Many of the jobs are on a Montana, Oregon, Washington
one-to-one basis. One nursing and Wyoming for the event.
home needs volunteers to -
College orator Darren Mc­
come sit with patients for an Farlane placed in the finals in
hour or so and read to them, or oratory with a speech on the
provide some type of enter­ world food shortage, and Ber­
tainment. In one case, nice Lee placed in semi-finals
someone is needed to “bring in oratory with a unicorn
the outside world in,” by speech. Other CCC com-
speaking on a particular subject
that he or she has a good
knowledge of.
Many people are needed to
provide “respite” care for
families with handicapped or
Complete Exhaust Service
elderly members. Training is
*Lifetime guarantee on mufflers
available in the spring and is a
good opportunity for someone
*Duals & headers
who is involved with the nur­
*Trucks & motor homes
sing program here at theCollege
to get on-the-job training. “It’s
*AII custom work
a different learning experience ,
*Complete foreign car service’
when they’re at home in their
own environment than when
*Call for estimate
they are in an institution,” said
Williams says if anyone is in­
812 Molalla Ave.
terested in working to call hei
at ext. 317. In most of the
Oregon City
situations, no previous ex­
perience is necessary.
Clackamas Community Collefl
HRC recruits volunteers
By Leanne Lally
Of The Print
The Handicapped Resource
Center is looking for students
with energy, time and a need
for a little extra cash to work in
varous situations with elderly
and handicapped persons.
“We’ve gotten calls from
many agencies and private
homes for both volunteer and
salaried jobs,” said Deborah
Williams, HRC resource
“Most of these jobs are per­
fect for students,” said
Williams. “The hours are very
flexible, so most of the time the
students will find time on the

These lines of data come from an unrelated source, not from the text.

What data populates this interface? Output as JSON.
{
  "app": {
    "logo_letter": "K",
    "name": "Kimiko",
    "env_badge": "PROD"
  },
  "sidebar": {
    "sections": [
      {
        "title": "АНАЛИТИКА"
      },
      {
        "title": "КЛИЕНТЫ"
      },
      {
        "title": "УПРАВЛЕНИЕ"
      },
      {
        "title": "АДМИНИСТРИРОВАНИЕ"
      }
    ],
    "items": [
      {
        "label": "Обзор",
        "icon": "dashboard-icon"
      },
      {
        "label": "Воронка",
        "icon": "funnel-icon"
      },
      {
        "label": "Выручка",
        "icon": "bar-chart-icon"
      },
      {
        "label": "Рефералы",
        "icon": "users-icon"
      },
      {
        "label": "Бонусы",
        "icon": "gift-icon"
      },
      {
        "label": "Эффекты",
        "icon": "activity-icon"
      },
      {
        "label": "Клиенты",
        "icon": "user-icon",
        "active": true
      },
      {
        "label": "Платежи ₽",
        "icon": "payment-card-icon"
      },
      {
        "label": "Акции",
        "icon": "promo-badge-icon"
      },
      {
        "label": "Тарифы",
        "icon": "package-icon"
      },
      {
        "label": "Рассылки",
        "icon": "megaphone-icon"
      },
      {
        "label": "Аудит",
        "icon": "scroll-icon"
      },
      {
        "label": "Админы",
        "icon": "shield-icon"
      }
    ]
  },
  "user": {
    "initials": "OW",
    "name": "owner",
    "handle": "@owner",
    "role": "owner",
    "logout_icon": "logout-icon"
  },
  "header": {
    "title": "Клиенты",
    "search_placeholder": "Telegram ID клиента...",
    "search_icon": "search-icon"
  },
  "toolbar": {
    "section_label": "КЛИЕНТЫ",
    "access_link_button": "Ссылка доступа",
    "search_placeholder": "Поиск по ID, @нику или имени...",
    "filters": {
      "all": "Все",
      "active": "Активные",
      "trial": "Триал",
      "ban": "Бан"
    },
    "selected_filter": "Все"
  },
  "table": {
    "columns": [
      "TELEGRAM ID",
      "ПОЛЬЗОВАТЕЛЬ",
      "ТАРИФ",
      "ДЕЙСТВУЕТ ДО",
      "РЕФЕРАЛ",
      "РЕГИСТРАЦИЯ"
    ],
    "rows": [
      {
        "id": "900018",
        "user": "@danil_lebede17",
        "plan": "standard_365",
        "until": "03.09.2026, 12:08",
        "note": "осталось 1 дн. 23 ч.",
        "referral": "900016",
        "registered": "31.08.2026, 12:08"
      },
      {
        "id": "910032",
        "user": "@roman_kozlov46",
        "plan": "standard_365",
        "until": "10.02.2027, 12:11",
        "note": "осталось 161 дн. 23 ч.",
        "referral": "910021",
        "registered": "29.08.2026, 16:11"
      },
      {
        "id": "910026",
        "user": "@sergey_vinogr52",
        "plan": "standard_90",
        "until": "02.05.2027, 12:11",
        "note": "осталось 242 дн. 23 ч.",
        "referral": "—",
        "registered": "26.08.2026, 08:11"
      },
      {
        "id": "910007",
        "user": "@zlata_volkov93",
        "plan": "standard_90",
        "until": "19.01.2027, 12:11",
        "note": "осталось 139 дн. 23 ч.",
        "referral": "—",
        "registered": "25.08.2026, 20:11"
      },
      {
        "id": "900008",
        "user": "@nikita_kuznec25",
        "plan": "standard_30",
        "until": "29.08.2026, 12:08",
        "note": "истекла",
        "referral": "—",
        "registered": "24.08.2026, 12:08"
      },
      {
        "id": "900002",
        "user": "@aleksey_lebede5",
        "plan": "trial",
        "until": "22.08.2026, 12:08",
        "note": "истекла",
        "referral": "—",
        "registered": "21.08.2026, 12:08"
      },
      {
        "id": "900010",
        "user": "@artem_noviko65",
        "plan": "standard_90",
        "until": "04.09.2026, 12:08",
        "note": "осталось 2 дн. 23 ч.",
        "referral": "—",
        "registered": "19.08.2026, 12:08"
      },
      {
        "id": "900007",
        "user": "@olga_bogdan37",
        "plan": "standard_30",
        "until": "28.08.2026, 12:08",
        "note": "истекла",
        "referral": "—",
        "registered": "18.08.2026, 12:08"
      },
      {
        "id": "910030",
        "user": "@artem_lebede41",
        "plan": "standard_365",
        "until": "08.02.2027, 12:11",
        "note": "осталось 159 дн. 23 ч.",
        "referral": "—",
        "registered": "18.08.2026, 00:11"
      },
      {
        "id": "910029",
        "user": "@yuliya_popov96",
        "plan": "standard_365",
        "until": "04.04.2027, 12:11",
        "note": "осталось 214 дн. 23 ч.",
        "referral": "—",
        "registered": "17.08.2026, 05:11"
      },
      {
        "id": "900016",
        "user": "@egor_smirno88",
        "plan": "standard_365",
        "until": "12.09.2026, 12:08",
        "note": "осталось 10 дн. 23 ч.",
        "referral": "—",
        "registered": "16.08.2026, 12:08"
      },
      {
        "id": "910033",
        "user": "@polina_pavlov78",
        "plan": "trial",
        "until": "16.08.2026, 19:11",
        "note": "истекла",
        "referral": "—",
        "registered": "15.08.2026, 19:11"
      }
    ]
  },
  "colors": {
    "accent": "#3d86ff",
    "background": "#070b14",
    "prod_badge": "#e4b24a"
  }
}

job to study .”
WE TRADE 1 FOR 2,3 FOR 5, 5 FOR 8
want lists filled
Parking In Lot Across 7th Street.
TELEPHONE 655-2060
D50 Illuminant, 2 degree observer